Filter the records for "Первая" and keep each line that has it.

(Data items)
== Segment start ==

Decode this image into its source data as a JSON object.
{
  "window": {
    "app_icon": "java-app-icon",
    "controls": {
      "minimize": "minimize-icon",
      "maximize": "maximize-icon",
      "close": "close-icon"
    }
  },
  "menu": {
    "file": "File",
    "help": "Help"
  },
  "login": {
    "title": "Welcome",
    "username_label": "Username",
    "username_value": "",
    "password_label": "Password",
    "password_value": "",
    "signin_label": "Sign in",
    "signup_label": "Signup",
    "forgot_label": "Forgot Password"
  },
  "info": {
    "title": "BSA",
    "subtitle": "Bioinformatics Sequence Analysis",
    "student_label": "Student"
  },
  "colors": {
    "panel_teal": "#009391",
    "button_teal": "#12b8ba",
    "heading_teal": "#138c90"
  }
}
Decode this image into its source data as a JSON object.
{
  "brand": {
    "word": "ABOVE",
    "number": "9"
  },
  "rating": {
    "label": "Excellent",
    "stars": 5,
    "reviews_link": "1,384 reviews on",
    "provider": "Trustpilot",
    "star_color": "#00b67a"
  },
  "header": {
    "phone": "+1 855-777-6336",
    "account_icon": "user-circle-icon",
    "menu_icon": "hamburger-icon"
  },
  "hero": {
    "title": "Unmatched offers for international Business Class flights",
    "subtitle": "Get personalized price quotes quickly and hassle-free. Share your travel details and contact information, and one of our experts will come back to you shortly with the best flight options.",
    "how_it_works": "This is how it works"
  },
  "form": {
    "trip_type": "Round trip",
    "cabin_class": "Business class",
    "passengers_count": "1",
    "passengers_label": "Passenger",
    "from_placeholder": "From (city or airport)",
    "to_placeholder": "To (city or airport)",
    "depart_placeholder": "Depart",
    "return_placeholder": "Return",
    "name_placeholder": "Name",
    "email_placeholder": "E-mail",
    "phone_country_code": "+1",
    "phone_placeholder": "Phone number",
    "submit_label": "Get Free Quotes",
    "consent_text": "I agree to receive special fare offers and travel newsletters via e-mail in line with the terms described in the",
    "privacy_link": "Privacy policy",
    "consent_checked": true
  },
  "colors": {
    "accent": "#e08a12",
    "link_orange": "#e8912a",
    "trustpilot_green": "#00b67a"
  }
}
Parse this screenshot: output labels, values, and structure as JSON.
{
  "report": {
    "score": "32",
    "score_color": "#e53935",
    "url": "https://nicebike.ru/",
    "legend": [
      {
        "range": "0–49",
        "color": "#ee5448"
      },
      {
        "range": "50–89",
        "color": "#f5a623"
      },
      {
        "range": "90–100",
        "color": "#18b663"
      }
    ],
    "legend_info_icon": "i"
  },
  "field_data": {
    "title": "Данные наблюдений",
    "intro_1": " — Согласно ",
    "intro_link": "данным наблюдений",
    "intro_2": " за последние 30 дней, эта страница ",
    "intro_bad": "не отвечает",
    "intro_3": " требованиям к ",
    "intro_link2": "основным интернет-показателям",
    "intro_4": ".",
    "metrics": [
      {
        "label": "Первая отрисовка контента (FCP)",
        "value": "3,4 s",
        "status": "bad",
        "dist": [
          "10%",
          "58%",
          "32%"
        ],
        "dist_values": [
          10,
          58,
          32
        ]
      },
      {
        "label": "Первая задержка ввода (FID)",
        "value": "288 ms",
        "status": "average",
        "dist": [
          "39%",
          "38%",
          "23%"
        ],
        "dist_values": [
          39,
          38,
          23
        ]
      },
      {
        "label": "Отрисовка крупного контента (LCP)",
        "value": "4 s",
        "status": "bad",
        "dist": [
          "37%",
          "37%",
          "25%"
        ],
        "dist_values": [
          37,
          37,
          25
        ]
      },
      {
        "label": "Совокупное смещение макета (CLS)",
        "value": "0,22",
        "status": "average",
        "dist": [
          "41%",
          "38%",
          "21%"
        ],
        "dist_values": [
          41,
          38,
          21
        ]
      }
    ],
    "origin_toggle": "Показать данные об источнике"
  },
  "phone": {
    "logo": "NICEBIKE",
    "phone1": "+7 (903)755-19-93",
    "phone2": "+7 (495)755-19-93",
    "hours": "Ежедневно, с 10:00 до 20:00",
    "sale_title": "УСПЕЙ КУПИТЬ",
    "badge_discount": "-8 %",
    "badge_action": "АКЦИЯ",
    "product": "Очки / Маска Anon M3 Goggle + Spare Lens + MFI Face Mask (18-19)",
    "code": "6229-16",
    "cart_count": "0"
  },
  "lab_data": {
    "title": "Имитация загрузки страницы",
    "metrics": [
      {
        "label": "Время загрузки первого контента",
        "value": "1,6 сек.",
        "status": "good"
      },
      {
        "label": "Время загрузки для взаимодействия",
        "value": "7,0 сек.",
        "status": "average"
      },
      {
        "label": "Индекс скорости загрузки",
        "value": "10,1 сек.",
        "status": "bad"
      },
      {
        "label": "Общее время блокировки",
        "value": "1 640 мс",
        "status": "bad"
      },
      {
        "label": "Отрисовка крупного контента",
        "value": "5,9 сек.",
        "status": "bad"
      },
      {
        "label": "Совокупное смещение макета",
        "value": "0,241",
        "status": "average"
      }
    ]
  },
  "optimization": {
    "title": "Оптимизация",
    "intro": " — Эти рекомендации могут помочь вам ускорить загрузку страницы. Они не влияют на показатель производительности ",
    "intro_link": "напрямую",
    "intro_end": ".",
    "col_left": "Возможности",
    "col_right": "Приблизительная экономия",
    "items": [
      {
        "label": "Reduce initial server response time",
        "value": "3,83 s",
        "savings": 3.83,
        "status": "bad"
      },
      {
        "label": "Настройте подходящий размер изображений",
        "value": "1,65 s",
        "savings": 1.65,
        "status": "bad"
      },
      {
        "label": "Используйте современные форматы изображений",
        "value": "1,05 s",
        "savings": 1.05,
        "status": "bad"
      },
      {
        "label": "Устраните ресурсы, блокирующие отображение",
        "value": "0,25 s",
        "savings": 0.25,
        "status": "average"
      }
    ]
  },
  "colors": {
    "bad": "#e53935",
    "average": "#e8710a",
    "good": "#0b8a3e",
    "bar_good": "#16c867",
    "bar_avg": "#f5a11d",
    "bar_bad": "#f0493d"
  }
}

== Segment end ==

- **SOLUTION BELOW**:
        "label": "Первая отрисовка контента (FCP)",
        "label": "Первая задержка ввода (FID)",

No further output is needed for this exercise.